▸ **Description of the task**: For every line in the material, set down an identical one.

•••••

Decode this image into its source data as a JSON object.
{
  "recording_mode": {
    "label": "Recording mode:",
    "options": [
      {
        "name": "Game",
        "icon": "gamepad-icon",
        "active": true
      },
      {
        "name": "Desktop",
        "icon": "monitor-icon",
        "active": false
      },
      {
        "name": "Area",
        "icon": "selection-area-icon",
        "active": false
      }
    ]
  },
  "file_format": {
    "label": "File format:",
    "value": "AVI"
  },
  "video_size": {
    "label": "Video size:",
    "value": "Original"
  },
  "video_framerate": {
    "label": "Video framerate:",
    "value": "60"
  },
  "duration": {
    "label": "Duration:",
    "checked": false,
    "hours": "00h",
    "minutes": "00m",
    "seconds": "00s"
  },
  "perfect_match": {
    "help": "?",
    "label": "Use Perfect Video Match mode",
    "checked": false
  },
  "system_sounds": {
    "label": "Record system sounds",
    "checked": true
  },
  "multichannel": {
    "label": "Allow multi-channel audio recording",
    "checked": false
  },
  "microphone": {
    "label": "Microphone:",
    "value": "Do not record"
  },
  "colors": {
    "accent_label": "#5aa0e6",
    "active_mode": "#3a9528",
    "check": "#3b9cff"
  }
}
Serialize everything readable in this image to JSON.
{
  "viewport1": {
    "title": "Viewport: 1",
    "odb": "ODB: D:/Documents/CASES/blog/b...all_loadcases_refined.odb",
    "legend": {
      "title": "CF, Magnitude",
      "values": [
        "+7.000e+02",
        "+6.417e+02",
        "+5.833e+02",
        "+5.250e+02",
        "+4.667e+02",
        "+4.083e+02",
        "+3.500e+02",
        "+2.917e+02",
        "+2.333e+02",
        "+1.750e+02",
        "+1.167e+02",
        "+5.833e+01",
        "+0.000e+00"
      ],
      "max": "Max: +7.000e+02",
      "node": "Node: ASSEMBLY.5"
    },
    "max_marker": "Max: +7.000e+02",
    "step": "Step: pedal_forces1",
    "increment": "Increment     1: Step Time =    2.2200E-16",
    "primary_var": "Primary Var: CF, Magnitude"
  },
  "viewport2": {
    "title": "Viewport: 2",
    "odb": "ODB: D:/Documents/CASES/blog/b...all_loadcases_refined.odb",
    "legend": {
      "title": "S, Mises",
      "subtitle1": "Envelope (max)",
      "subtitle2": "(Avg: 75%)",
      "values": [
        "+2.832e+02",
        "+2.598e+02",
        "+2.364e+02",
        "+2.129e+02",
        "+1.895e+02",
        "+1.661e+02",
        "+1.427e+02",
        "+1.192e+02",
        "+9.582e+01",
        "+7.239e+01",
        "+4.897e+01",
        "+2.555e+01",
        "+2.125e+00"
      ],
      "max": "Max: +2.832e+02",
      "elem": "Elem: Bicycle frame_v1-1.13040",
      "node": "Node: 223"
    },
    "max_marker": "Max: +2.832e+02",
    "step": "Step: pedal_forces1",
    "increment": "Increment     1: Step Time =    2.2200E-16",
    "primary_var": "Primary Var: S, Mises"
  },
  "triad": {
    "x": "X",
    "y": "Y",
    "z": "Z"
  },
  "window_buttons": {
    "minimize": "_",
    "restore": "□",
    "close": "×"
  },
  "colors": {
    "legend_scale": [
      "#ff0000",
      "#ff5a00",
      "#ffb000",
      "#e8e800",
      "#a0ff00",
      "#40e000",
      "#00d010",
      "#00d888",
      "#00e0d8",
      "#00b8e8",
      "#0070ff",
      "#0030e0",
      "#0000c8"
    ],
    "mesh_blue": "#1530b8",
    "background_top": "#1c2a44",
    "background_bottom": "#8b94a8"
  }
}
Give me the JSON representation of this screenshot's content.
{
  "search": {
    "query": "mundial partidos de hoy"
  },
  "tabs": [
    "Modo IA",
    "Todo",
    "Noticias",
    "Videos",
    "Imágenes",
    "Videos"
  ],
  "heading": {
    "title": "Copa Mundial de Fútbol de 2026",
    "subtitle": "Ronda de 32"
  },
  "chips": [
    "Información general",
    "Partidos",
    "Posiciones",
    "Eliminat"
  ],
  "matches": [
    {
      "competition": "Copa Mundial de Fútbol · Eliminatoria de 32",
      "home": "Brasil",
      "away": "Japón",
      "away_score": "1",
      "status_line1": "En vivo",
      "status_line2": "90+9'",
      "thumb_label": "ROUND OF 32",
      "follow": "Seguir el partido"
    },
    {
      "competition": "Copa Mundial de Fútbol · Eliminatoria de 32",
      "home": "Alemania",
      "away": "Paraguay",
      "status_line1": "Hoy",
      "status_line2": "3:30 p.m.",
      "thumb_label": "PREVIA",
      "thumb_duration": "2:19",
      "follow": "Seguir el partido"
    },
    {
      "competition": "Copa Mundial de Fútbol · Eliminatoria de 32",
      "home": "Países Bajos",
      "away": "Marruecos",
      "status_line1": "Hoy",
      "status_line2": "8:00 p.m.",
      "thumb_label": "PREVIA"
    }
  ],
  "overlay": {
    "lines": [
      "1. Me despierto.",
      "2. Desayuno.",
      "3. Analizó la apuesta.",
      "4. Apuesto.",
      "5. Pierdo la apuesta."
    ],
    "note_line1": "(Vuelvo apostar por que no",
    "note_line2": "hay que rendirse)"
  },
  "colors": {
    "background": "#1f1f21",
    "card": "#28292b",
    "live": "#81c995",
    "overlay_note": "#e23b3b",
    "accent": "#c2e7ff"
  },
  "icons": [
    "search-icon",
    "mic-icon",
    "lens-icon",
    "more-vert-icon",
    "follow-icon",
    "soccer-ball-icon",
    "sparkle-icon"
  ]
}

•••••

▸ **Solution**:
Decode this image into its source data as a JSON object.
{
  "recording_mode": {
    "label": "Recording mode:",
    "options": [
      {
        "name": "Game",
        "icon": "gamepad-icon",
        "active": true
      },
      {
        "name": "Desktop",
        "icon": "monitor-icon",
        "active": false
      },
      {
        "name": "Area",
        "icon": "selection-area-icon",
        "active": false
      }
    ]
  },
  "file_format": {
    "label": "File format:",
    "value": "AVI"
  },
  "video_size": {
    "label": "Video size:",
    "value": "Original"
  },
  "video_framerate": {
    "label": "Video framerate:",
    "value": "60"
  },
  "duration": {
    "label": "Duration:",
    "checked": false,
    "hours": "00h",
    "minutes": "00m",
    "seconds": "00s"
  },
  "perfect_match": {
    "help": "?",
    "label": "Use Perfect Video Match mode",
    "checked": false
  },
  "system_sounds": {
    "label": "Record system sounds",
    "checked": true
  },
  "multichannel": {
    "label": "Allow multi-channel audio recording",
    "checked": false
  },
  "microphone": {
    "label": "Microphone:",
    "value": "Do not record"
  },
  "colors": {
    "accent_label": "#5aa0e6",
    "active_mode": "#3a9528",
    "check": "#3b9cff"
  }
}
Serialize everything readable in this image to JSON.
{
  "viewport1": {
    "title": "Viewport: 1",
    "odb": "ODB: D:/Documents/CASES/blog/b...all_loadcases_refined.odb",
    "legend": {
      "title": "CF, Magnitude",
      "values": [
        "+7.000e+02",
        "+6.417e+02",
        "+5.833e+02",
        "+5.250e+02",
        "+4.667e+02",
        "+4.083e+02",
        "+3.500e+02",
        "+2.917e+02",
        "+2.333e+02",
        "+1.750e+02",
        "+1.167e+02",
        "+5.833e+01",
        "+0.000e+00"
      ],
      "max": "Max: +7.000e+02",
      "node": "Node: ASSEMBLY.5"
    },
    "max_marker": "Max: +7.000e+02",
    "step": "Step: pedal_forces1",
    "increment": "Increment     1: Step Time =    2.2200E-16",
    "primary_var": "Primary Var: CF, Magnitude"
  },
  "viewport2": {
    "title": "Viewport: 2",
    "odb": "ODB: D:/Documents/CASES/blog/b...all_loadcases_refined.odb",
    "legend": {
      "title": "S, Mises",
      "subtitle1": "Envelope (max)",
      "subtitle2": "(Avg: 75%)",
      "values": [
        "+2.832e+02",
        "+2.598e+02",
        "+2.364e+02",
        "+2.129e+02",
        "+1.895e+02",
        "+1.661e+02",
        "+1.427e+02",
        "+1.192e+02",
        "+9.582e+01",
        "+7.239e+01",
        "+4.897e+01",
        "+2.555e+01",
        "+2.125e+00"
      ],
      "max": "Max: +2.832e+02",
      "elem": "Elem: Bicycle frame_v1-1.13040",
      "node": "Node: 223"
    },
    "max_marker": "Max: +2.832e+02",
    "step": "Step: pedal_forces1",
    "increment": "Increment     1: Step Time =    2.2200E-16",
    "primary_var": "Primary Var: S, Mises"
  },
  "triad": {
    "x": "X",
    "y": "Y",
    "z": "Z"
  },
  "window_buttons": {
    "minimize": "_",
    "restore": "□",
    "close": "×"
  },
  "colors": {
    "legend_scale": [
      "#ff0000",
      "#ff5a00",
      "#ffb000",
      "#e8e800",
      "#a0ff00",
      "#40e000",
      "#00d010",
      "#00d888",
      "#00e0d8",
      "#00b8e8",
      "#0070ff",
      "#0030e0",
      "#0000c8"
    ],
    "mesh_blue": "#1530b8",
    "background_top": "#1c2a44",
    "background_bottom": "#8b94a8"
  }
}
Give me the JSON representation of this screenshot's content.
{
  "search": {
    "query": "mundial partidos de hoy"
  },
  "tabs": [
    "Modo IA",
    "Todo",
    "Noticias",
    "Videos",
    "Imágenes",
    "Videos"
  ],
  "heading": {
    "title": "Copa Mundial de Fútbol de 2026",
    "subtitle": "Ronda de 32"
  },
  "chips": [
    "Información general",
    "Partidos",
    "Posiciones",
    "Eliminat"
  ],
  "matches": [
    {
      "competition": "Copa Mundial de Fútbol · Eliminatoria de 32",
      "home": "Brasil",
      "away": "Japón",
      "away_score": "1",
      "status_line1": "En vivo",
      "status_line2": "90+9'",
      "thumb_label": "ROUND OF 32",
      "follow": "Seguir el partido"
    },
    {
      "competition": "Copa Mundial de Fútbol · Eliminatoria de 32",
      "home": "Alemania",
      "away": "Paraguay",
      "status_line1": "Hoy",
      "status_line2": "3:30 p.m.",
      "thumb_label": "PREVIA",
      "thumb_duration": "2:19",
      "follow": "Seguir el partido"
    },
    {
      "competition": "Copa Mundial de Fútbol · Eliminatoria de 32",
      "home": "Países Bajos",
      "away": "Marruecos",
      "status_line1": "Hoy",
      "status_line2": "8:00 p.m.",
      "thumb_label": "PREVIA"
    }
  ],
  "overlay": {
    "lines": [
      "1. Me despierto.",
      "2. Desayuno.",
      "3. Analizó la apuesta.",
      "4. Apuesto.",
      "5. Pierdo la apuesta."
    ],
    "note_line1": "(Vuelvo apostar por que no",
    "note_line2": "hay que rendirse)"
  },
  "colors": {
    "background": "#1f1f21",
    "card": "#28292b",
    "live": "#81c995",
    "overlay_note": "#e23b3b",
    "accent": "#c2e7ff"
  },
  "icons": [
    "search-icon",
    "mic-icon",
    "lens-icon",
    "more-vert-icon",
    "follow-icon",
    "soccer-ball-icon",
    "sparkle-icon"
  ]
}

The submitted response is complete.